━━━━━ Supplied information
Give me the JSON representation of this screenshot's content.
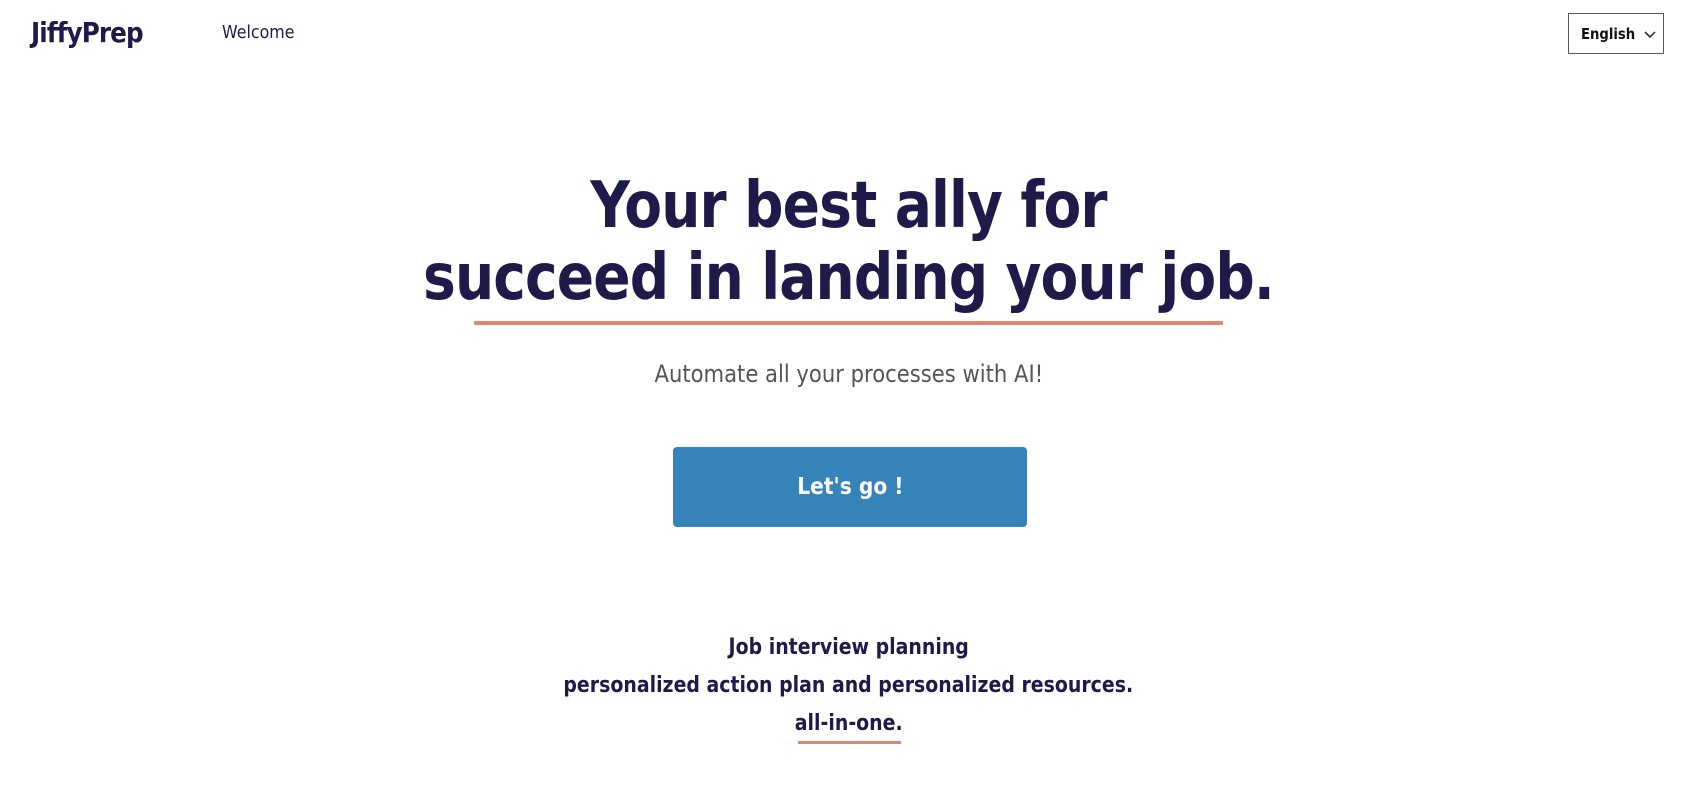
{
  "header": {
    "logo": "JiffyPrep",
    "nav_welcome": "Welcome",
    "language_selected": "English",
    "language_icon": "chevron-down-icon"
  },
  "hero": {
    "title_line1": "Your best ally for",
    "title_line2": "succeed in landing your job.",
    "subtitle": "Automate all your processes with AI!",
    "cta_label": "Let's go !"
  },
  "features": {
    "line1": "Job interview planning",
    "line2": "personalized action plan and personalized resources.",
    "line3": "all-in-one."
  },
  "colors": {
    "primary_text": "#1e1b4b",
    "accent_underline": "#e0886b",
    "button": "#3583b8"
  }
}
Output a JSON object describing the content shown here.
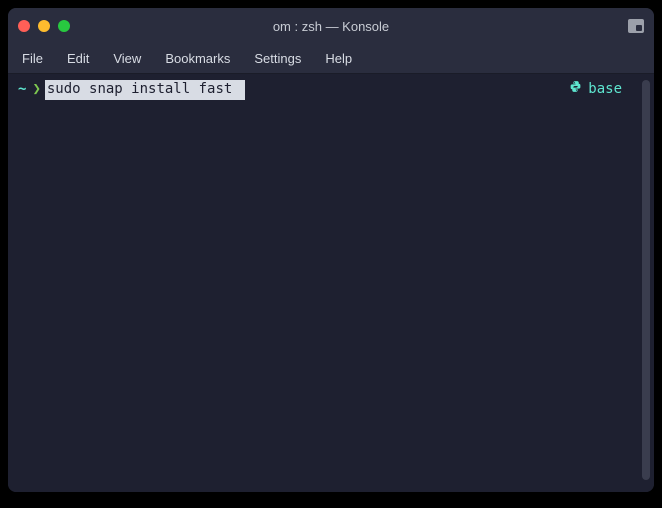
{
  "window": {
    "title": "om : zsh — Konsole"
  },
  "menubar": {
    "items": [
      "File",
      "Edit",
      "View",
      "Bookmarks",
      "Settings",
      "Help"
    ]
  },
  "terminal": {
    "prompt_tilde": "~",
    "prompt_angle": "❯",
    "command": "sudo snap install fast ",
    "env_label": "base"
  }
}
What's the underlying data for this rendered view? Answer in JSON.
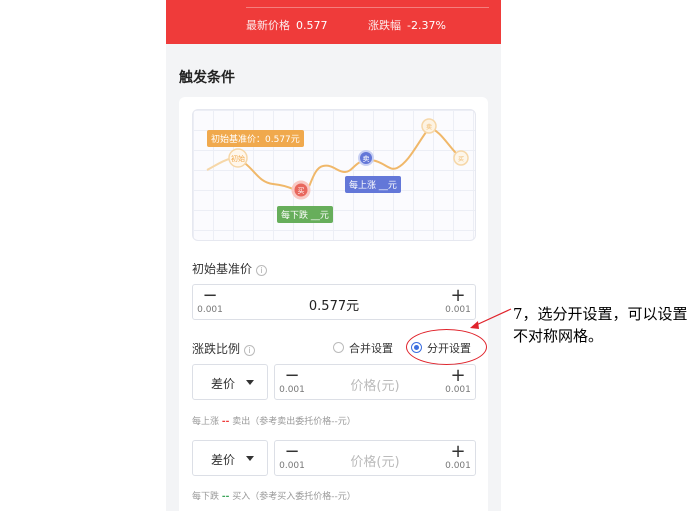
{
  "header": {
    "latest_price_label": "最新价格",
    "latest_price": "0.577",
    "change_label": "涨跌幅",
    "change": "-2.37%"
  },
  "section_title": "触发条件",
  "chart": {
    "base_tag": "初始基准价：0.577元",
    "up_tag": "每上涨 __元",
    "down_tag": "每下跌 __元",
    "node_start": "初始",
    "node_buy": "买",
    "node_sell": "卖",
    "node_sell2": "卖",
    "node_right": "买",
    "colors": {
      "base": "#f0a94d",
      "up": "#6377d8",
      "down": "#67ae5b",
      "buy": "#e8665c"
    }
  },
  "base_price": {
    "label": "初始基准价",
    "value": "0.577元",
    "minus_step": "0.001",
    "plus_step": "0.001"
  },
  "ratio": {
    "label": "涨跌比例",
    "option_merge": "合并设置",
    "option_split": "分开设置",
    "selected": "分开设置"
  },
  "up_row": {
    "select_value": "差价",
    "placeholder": "价格(元)",
    "minus_step": "0.001",
    "plus_step": "0.001",
    "hint_prefix": "每上涨",
    "hint_dash": "--",
    "hint_suffix": "卖出（参考卖出委托价格--元）"
  },
  "down_row": {
    "select_value": "差价",
    "placeholder": "价格(元)",
    "minus_step": "0.001",
    "plus_step": "0.001",
    "hint_prefix": "每下跌",
    "hint_dash": "--",
    "hint_suffix": "买入（参考买入委托价格--元）"
  },
  "annotation": {
    "text": "7，选分开设置，可以设置不对称网格。"
  }
}
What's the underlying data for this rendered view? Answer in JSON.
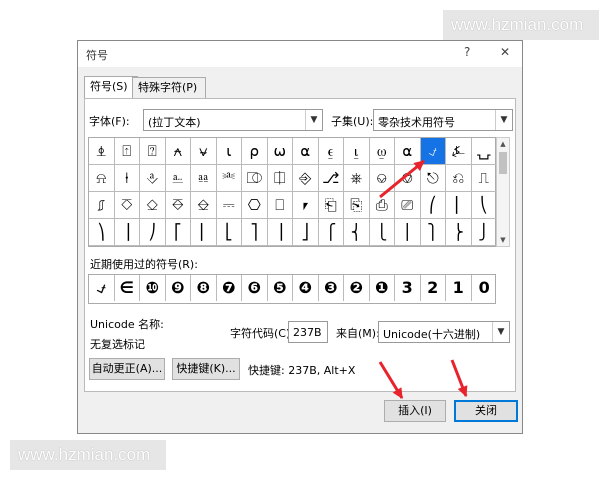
{
  "watermark": "www.hzmian.com",
  "dialog": {
    "title": "符号",
    "help_icon": "?",
    "close_icon": "✕"
  },
  "tabs": [
    {
      "label": "符号(S)"
    },
    {
      "label": "特殊字符(P)"
    }
  ],
  "font": {
    "label": "字体(F):",
    "value": "(拉丁文本)"
  },
  "subset": {
    "label": "子集(U):",
    "value": "零杂技术用符号"
  },
  "grid_rows": [
    [
      "⍎",
      "⍐",
      "⍰",
      "⍲",
      "⍱",
      "⍳",
      "⍴",
      "⍵",
      "⍺",
      "⍷",
      "⍸",
      "⍹",
      "⍺",
      "⍻",
      "⍼",
      "⍽"
    ],
    [
      "⍾",
      "⍿",
      "⎀",
      "⎁",
      "⎂",
      "⎃",
      "⎄",
      "⎅",
      "⎆",
      "⎇",
      "⎈",
      "⎉",
      "⎊",
      "⎋",
      "⎌",
      "⎍"
    ],
    [
      "⎎",
      "⎏",
      "⎐",
      "⎑",
      "⎒",
      "⎓",
      "⎔",
      "⎕",
      "⎖",
      "⎗",
      "⎘",
      "⎙",
      "⎚",
      "⎛",
      "⎜",
      "⎝"
    ],
    [
      "⎞",
      "⎟",
      "⎠",
      "⎡",
      "⎢",
      "⎣",
      "⎤",
      "⎥",
      "⎦",
      "⎧",
      "⎨",
      "⎩",
      "⎪",
      "⎫",
      "⎬",
      "⎭"
    ]
  ],
  "recent_label": "近期使用过的符号(R):",
  "recent": [
    "⍻",
    "∈",
    "❿",
    "❾",
    "❽",
    "❼",
    "❻",
    "❺",
    "❹",
    "❸",
    "❷",
    "❶",
    "3",
    "2",
    "1",
    "0"
  ],
  "unicode_name_label": "Unicode 名称:",
  "unicode_name_value": "无复选标记",
  "char_code_label": "字符代码(C):",
  "char_code_value": "237B",
  "from_label": "来自(M):",
  "from_value": "Unicode(十六进制)",
  "autocorrect_button": "自动更正(A)...",
  "shortcut_button": "快捷键(K)...",
  "shortcut_text": "快捷键: 237B, Alt+X",
  "insert_button": "插入(I)",
  "close_button": "关闭",
  "colors": {
    "accent": "#1673e6",
    "annotation_arrow": "#e8232c"
  }
}
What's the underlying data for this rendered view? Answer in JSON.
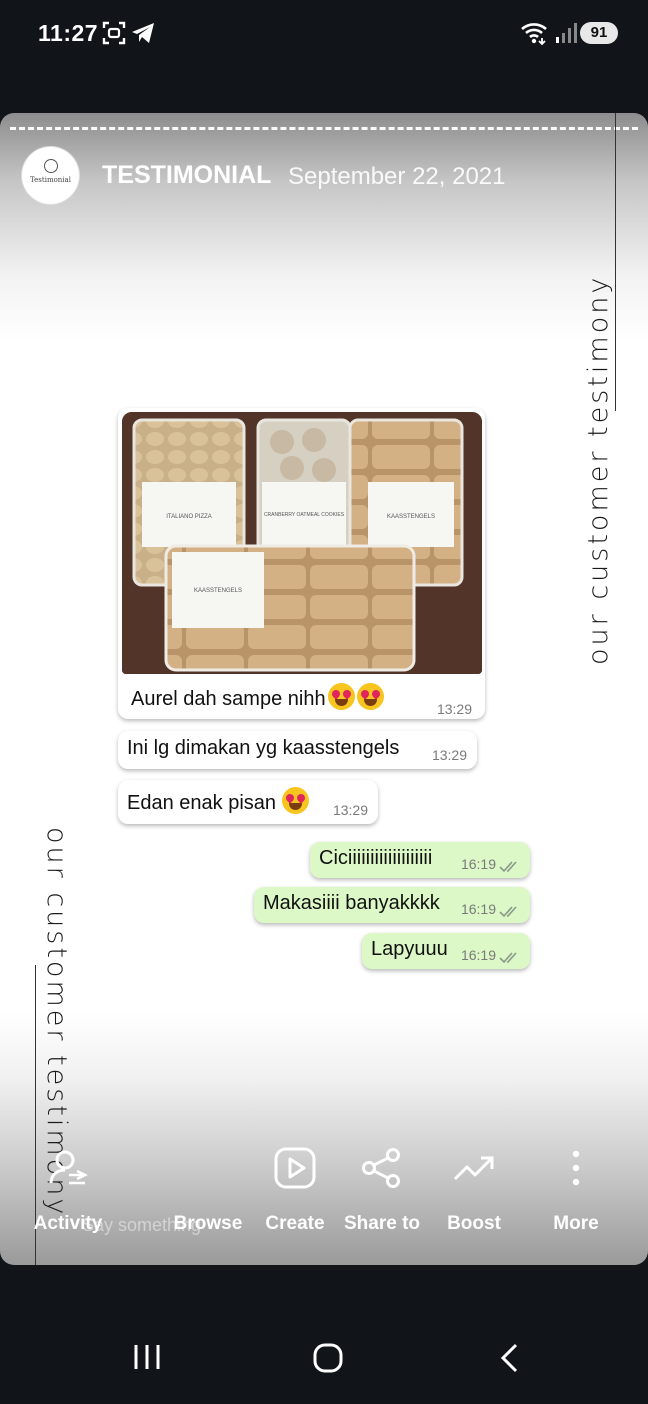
{
  "status_bar": {
    "time": "11:27",
    "battery": "91"
  },
  "story": {
    "avatar_text": "Testimonial",
    "account": "TESTIMONIAL",
    "date": "September 22, 2021",
    "side_text": "our customer testimony",
    "side_text_left": "our customer testimony",
    "photo_labels": [
      "ITALIANO PIZZA",
      "CRANBERRY OATMEAL COOKIES",
      "KAASSTENGELS",
      "KAASSTENGELS"
    ]
  },
  "chat": {
    "incoming": [
      {
        "text": "Aurel dah sampe nihh",
        "time": "13:29"
      },
      {
        "text": "Ini lg dimakan yg kaasstengels",
        "time": "13:29"
      },
      {
        "text": "Edan enak pisan",
        "time": "13:29"
      }
    ],
    "outgoing": [
      {
        "text": "Ciciiiiiiiiiiiiiiiiiii",
        "time": "16:19"
      },
      {
        "text": "Makasiiii banyakkkk",
        "time": "16:19"
      },
      {
        "text": "Lapyuuu",
        "time": "16:19"
      }
    ]
  },
  "actions": {
    "ghost_text": "Say something",
    "items": [
      {
        "label": "Activity",
        "icon": "activity-icon"
      },
      {
        "label": "Browse",
        "icon": "browse-icon"
      },
      {
        "label": "Create",
        "icon": "create-icon"
      },
      {
        "label": "Share to",
        "icon": "share-icon"
      },
      {
        "label": "Boost",
        "icon": "boost-icon"
      },
      {
        "label": "More",
        "icon": "more-icon"
      }
    ]
  },
  "colors": {
    "outgoing_bubble": "#dcf8c6",
    "incoming_bubble": "#ffffff",
    "background": "#111418"
  }
}
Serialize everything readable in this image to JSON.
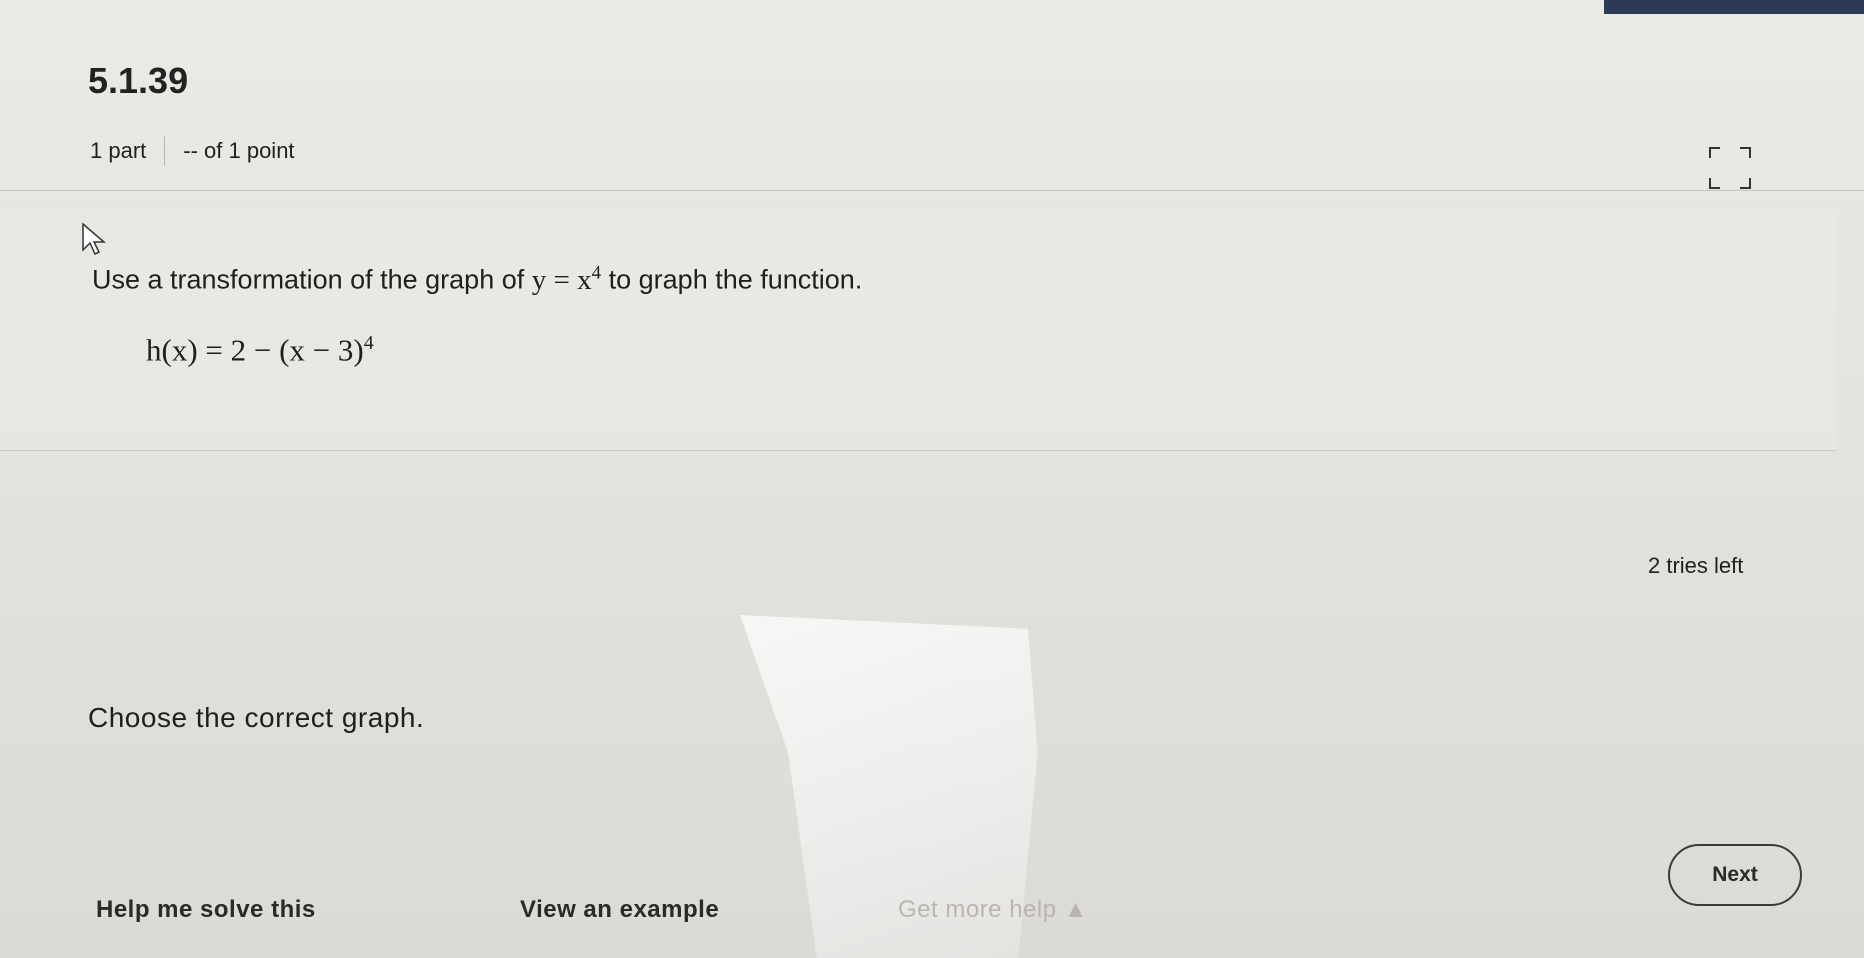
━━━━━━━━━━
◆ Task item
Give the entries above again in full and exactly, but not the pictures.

◆ Problem solution
Give me the JSON representation of this screenshot's content.
{
  "header": {
    "logo": "JiffyPrep",
    "nav_welcome": "Welcome",
    "language_selected": "English",
    "language_icon": "chevron-down-icon"
  },
  "hero": {
    "title_line1": "Your best ally for",
    "title_line2": "succeed in landing your job.",
    "subtitle": "Automate all your processes with AI!",
    "cta_label": "Let's go !"
  },
  "features": {
    "line1": "Job interview planning",
    "line2": "personalized action plan and personalized resources.",
    "line3": "all-in-one."
  },
  "colors": {
    "primary_text": "#1e1b4b",
    "accent_underline": "#e0886b",
    "button": "#3583b8"
  }
}
Output a JSON object describing the content shown here.
{
  "window": {
    "title": "om : zsh — Konsole"
  },
  "menubar": {
    "items": [
      "File",
      "Edit",
      "View",
      "Bookmarks",
      "Settings",
      "Help"
    ]
  },
  "terminal": {
    "prompt_tilde": "~",
    "prompt_angle": "❯",
    "command": "sudo snap install fast ",
    "env_label": "base"
  }
}
What's the underlying data for this rendered view? Answer in JSON.
{
  "header": {
    "latest_price_label": "最新价格",
    "latest_price": "0.577",
    "change_label": "涨跌幅",
    "change": "-2.37%"
  },
  "section_title": "触发条件",
  "chart": {
    "base_tag": "初始基准价：0.577元",
    "up_tag": "每上涨 __元",
    "down_tag": "每下跌 __元",
    "node_start": "初始",
    "node_buy": "买",
    "node_sell": "卖",
    "node_sell2": "卖",
    "node_right": "买",
    "colors": {
      "base": "#f0a94d",
      "up": "#6377d8",
      "down": "#67ae5b",
      "buy": "#e8665c"
    }
  },
  "base_price": {
    "label": "初始基准价",
    "value": "0.577元",
    "minus_step": "0.001",
    "plus_step": "0.001"
  },
  "ratio": {
    "label": "涨跌比例",
    "option_merge": "合并设置",
    "option_split": "分开设置",
    "selected": "分开设置"
  },
  "up_row": {
    "select_value": "差价",
    "placeholder": "价格(元)",
    "minus_step": "0.001",
    "plus_step": "0.001",
    "hint_prefix": "每上涨",
    "hint_dash": "--",
    "hint_suffix": "卖出（参考卖出委托价格--元）"
  },
  "down_row": {
    "select_value": "差价",
    "placeholder": "价格(元)",
    "minus_step": "0.001",
    "plus_step": "0.001",
    "hint_prefix": "每下跌",
    "hint_dash": "--",
    "hint_suffix": "买入（参考买入委托价格--元）"
  },
  "annotation": {
    "text": "7，选分开设置，可以设置不对称网格。"
  }
}
What's the underlying data for this rendered view? Answer in JSON.
{
  "watermark": "www.hzmian.com",
  "dialog": {
    "title": "符号",
    "help_icon": "?",
    "close_icon": "✕"
  },
  "tabs": [
    {
      "label": "符号(S)"
    },
    {
      "label": "特殊字符(P)"
    }
  ],
  "font": {
    "label": "字体(F):",
    "value": "(拉丁文本)"
  },
  "subset": {
    "label": "子集(U):",
    "value": "零杂技术用符号"
  },
  "grid_rows": [
    [
      "⍎",
      "⍐",
      "⍰",
      "⍲",
      "⍱",
      "⍳",
      "⍴",
      "⍵",
      "⍺",
      "⍷",
      "⍸",
      "⍹",
      "⍺",
      "⍻",
      "⍼",
      "⍽"
    ],
    [
      "⍾",
      "⍿",
      "⎀",
      "⎁",
      "⎂",
      "⎃",
      "⎄",
      "⎅",
      "⎆",
      "⎇",
      "⎈",
      "⎉",
      "⎊",
      "⎋",
      "⎌",
      "⎍"
    ],
    [
      "⎎",
      "⎏",
      "⎐",
      "⎑",
      "⎒",
      "⎓",
      "⎔",
      "⎕",
      "⎖",
      "⎗",
      "⎘",
      "⎙",
      "⎚",
      "⎛",
      "⎜",
      "⎝"
    ],
    [
      "⎞",
      "⎟",
      "⎠",
      "⎡",
      "⎢",
      "⎣",
      "⎤",
      "⎥",
      "⎦",
      "⎧",
      "⎨",
      "⎩",
      "⎪",
      "⎫",
      "⎬",
      "⎭"
    ]
  ],
  "recent_label": "近期使用过的符号(R):",
  "recent": [
    "⍻",
    "∈",
    "❿",
    "❾",
    "❽",
    "❼",
    "❻",
    "❺",
    "❹",
    "❸",
    "❷",
    "❶",
    "3",
    "2",
    "1",
    "0"
  ],
  "unicode_name_label": "Unicode 名称:",
  "unicode_name_value": "无复选标记",
  "char_code_label": "字符代码(C):",
  "char_code_value": "237B",
  "from_label": "来自(M):",
  "from_value": "Unicode(十六进制)",
  "autocorrect_button": "自动更正(A)...",
  "shortcut_button": "快捷键(K)...",
  "shortcut_text": "快捷键: 237B, Alt+X",
  "insert_button": "插入(I)",
  "close_button": "关闭",
  "colors": {
    "accent": "#1673e6",
    "annotation_arrow": "#e8232c"
  }
}
What's the underlying data for this rendered view? Answer in JSON.
{
  "status_bar": {
    "time": "11:27",
    "battery": "91"
  },
  "story": {
    "avatar_text": "Testimonial",
    "account": "TESTIMONIAL",
    "date": "September 22, 2021",
    "side_text": "our customer testimony",
    "side_text_left": "our customer testimony",
    "photo_labels": [
      "ITALIANO PIZZA",
      "CRANBERRY OATMEAL COOKIES",
      "KAASSTENGELS",
      "KAASSTENGELS"
    ]
  },
  "chat": {
    "incoming": [
      {
        "text": "Aurel dah sampe nihh",
        "time": "13:29"
      },
      {
        "text": "Ini lg dimakan yg kaasstengels",
        "time": "13:29"
      },
      {
        "text": "Edan enak pisan",
        "time": "13:29"
      }
    ],
    "outgoing": [
      {
        "text": "Ciciiiiiiiiiiiiiiiiiii",
        "time": "16:19"
      },
      {
        "text": "Makasiiii banyakkkk",
        "time": "16:19"
      },
      {
        "text": "Lapyuuu",
        "time": "16:19"
      }
    ]
  },
  "actions": {
    "ghost_text": "Say something",
    "items": [
      {
        "label": "Activity",
        "icon": "activity-icon"
      },
      {
        "label": "Browse",
        "icon": "browse-icon"
      },
      {
        "label": "Create",
        "icon": "create-icon"
      },
      {
        "label": "Share to",
        "icon": "share-icon"
      },
      {
        "label": "Boost",
        "icon": "boost-icon"
      },
      {
        "label": "More",
        "icon": "more-icon"
      }
    ]
  },
  "colors": {
    "outgoing_bubble": "#dcf8c6",
    "incoming_bubble": "#ffffff",
    "background": "#111418"
  }
}
Serialize everything readable in this image to JSON.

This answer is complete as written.